KPMG study shows toll operators losing revenue to inefficiencies and leakage


Multinational professional services and accountancy network KPMG International has released the results of a new global-first benchmarking study measuring the efficiency of current tolling operators, which shows that on average they are losing US$8m per year from inefficiencies and leakage.

The new KPMG research demonstrates where operators may be making and losing revenue based on operating model, technology use and leakage. Comparing 65 public and private toll operators representing a total of 184 tolling facilities worldwide, the benchmark clearly shows that technology is disrupting the industry and has the power to eliminate a number of operating models if organizations do not swiftly upgrade and adapt to a new way of doing business. The report reveals that toll operators have the opportunity to be the center of a new, quickly forming mobility platform, where tolls are collected seamlessly and efficiency is prioritized. This will involve larger interoperability agreements, which 35% of respondents are open to forming. Operators will also need to begin the more complicated work of preparing for autonomous toll collection, the embrace of autonomous vehicles (AVs), and the use of collected data to transform the customer experience.

Conducted in 2018 and based on the most recent financial results for each toll operator, confidential responses were collected from organizations headquartered in 15 countries across the Americas, Europe and Asia. KPMG has discovered that only a handful of operators (five of 65 respondents) are poised to benefit from the quickly changing landscape of tolling. Leaders in the industry demonstrate the following:

  • Regularly maintain a 90% margin of the total cost to collect, or US$0.24 total cost to collect;
  • Removing cash from the system, with top operators using Open Road Tolling (ORT) and Electronic Toll Collection (ETC);
  • Are most often private companies and less hamstrung by public services infrastructure or elected officials.

The less-efficient segment of the industry showcase how growth could become a challenge in a digitally-managed world:

  • Operators with less efficiency in their model reported a total cost to collect more than twice as expensive than the top quartile of efficient operators, which is often driven by manual collection methods;
  • Many are relying on old technology, with only 25% using systems that are one year or less old, and 39% using technology five years or older.

“Leaders in the industry are gaining traction because they are reviewing their entire business from the ground up. They put the customer at the heart of their model and use technology to create an excellent experience that drives revenue and generates the greatest return from every dollar spent. Cutting cost isn’t the focus for these leaders; it’s about creating a world-class experience,” noted Stephen Beatty, non-executive chairman and global infrastructure head at KPMG’s City Center of Excellence. “Our data suggests there is more than US$90m that could be saved by toll operators if the lowest quarter of performers could improve operations to match the efficiency of the best-performing quarter. That’s a lot of money that could be used to improve roads and technology that improves the customer experience.”

Share this story:

About Author
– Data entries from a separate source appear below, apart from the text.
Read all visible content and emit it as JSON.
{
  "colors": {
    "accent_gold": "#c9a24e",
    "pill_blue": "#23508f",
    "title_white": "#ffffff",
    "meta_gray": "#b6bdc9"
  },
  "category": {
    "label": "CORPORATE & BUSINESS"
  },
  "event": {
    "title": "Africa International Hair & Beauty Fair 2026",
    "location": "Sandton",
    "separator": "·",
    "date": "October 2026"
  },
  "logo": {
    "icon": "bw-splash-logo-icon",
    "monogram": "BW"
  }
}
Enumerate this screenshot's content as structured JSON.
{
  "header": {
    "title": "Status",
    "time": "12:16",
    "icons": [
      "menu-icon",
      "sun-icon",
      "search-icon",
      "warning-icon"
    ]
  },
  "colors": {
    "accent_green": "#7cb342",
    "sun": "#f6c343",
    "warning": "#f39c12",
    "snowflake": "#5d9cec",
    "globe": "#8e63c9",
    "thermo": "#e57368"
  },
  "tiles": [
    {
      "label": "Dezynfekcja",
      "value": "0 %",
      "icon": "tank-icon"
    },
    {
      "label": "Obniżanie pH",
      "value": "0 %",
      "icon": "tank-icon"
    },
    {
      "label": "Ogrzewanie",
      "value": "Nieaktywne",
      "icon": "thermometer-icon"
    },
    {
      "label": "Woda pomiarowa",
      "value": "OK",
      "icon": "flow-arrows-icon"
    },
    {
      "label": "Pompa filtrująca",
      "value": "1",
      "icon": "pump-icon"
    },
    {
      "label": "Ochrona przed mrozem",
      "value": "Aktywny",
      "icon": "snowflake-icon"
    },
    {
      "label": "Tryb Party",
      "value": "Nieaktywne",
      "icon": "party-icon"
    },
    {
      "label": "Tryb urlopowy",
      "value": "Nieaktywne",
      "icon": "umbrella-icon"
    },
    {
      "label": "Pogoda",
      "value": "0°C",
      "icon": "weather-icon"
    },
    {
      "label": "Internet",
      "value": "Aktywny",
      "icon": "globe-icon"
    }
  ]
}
Adam joined the company in 1994, and has been News Editor of TTT since 2009. In his other role as Circulation Manager, he helped create the original Traffic Technology International distribution list 23 years ago, and has been working on it ever since. Outside of work, he is a keen fisherman, runs a drumming band, and plays an ancient version of cricket.